Think outside the box as you recruit! For example, our employment coordinator from Anderson Center for Autism has placed ads in the food court at the mall that read: “Do you want to love your career as much as you love that pizza you’re eating?” It’s fun and catches attention. Also, our benefits coordinator is getting creative with social media posts — you can do so much with TikTok now like showcasing a minute in the life of a team member or something compelling that candidates will remember.
Show candidates that you have fun. At Anderson, we let people know that we have wellness initiatives, trivia nights (even during the pandemic these were held virtually!), and activities like “Cooking with the CEO” (Our CEO was on Zoom and anyone could join him; he gave everyone a list of ingredients ahead of time and we all cooked together). Our intramural volleyball has started up and is a big hit with our team members too.
Be clear about the many ways in which people are acknowledged — from focus group sessions to staff appreciation dinners and from press releases announcing good news to discounted tickets to the county fair, we have all sorts of ways that our team members are constantly feeling seen, heard, and valued. Prospective employees need to know all of that — it really helps us attract and retain great talent.
We are very blessed that some of the biggest names in Business, VC funding, Sports, and Entertainment read this column. Is there a person in the world, or in the US with whom you would love to have a private breakfast or lunch, and why? He or she might just see this if we tag them.
I would like to meet Elon Musk; I find him very interesting. When I see how he thinks way outside the box and how successful he has been, I am really inspired. His confidence and courage have allowed him to truly use his mind in ways that have transformed our world — I would love to hear more about how he has tapped into all of that.
Our readers often like to follow our interview subjects’ careers. How can they further follow your work online?
They can learn more on our website: andersoncenterforautism.org, or follow us on social media. Our Facebook page is: https://www.facebook.com/AndersonCenterforAutism; Twitter: https://twitter.com/AndersonAutism; Instagram: https://www.instagram.com/andersoncenterforautism/; YouTube: https://www.youtube.com/user/AndersonCenterAutism/videos; and LinkedIn: https://www.linkedin.com/company/anderson-center-for-autism/.
Thank you for these fantastic insights.

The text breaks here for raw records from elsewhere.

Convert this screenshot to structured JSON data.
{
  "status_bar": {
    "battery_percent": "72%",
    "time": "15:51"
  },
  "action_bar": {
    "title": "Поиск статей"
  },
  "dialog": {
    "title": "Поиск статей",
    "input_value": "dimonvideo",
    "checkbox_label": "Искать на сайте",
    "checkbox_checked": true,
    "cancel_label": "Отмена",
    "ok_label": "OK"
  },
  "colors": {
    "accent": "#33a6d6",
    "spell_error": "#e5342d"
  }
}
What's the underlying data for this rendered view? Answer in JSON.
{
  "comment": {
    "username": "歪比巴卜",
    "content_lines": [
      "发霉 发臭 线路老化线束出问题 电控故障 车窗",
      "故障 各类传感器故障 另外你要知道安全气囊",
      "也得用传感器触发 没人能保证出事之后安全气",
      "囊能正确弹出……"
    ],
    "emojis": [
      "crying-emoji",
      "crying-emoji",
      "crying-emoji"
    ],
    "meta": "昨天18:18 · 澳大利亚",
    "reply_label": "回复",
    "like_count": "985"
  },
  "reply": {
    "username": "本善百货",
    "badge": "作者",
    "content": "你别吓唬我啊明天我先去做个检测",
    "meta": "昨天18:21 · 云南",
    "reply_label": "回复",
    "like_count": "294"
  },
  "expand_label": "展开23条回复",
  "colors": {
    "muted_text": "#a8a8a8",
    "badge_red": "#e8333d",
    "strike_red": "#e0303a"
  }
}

We greatly appreciate the time you spent on this. We wish you continued success and good health.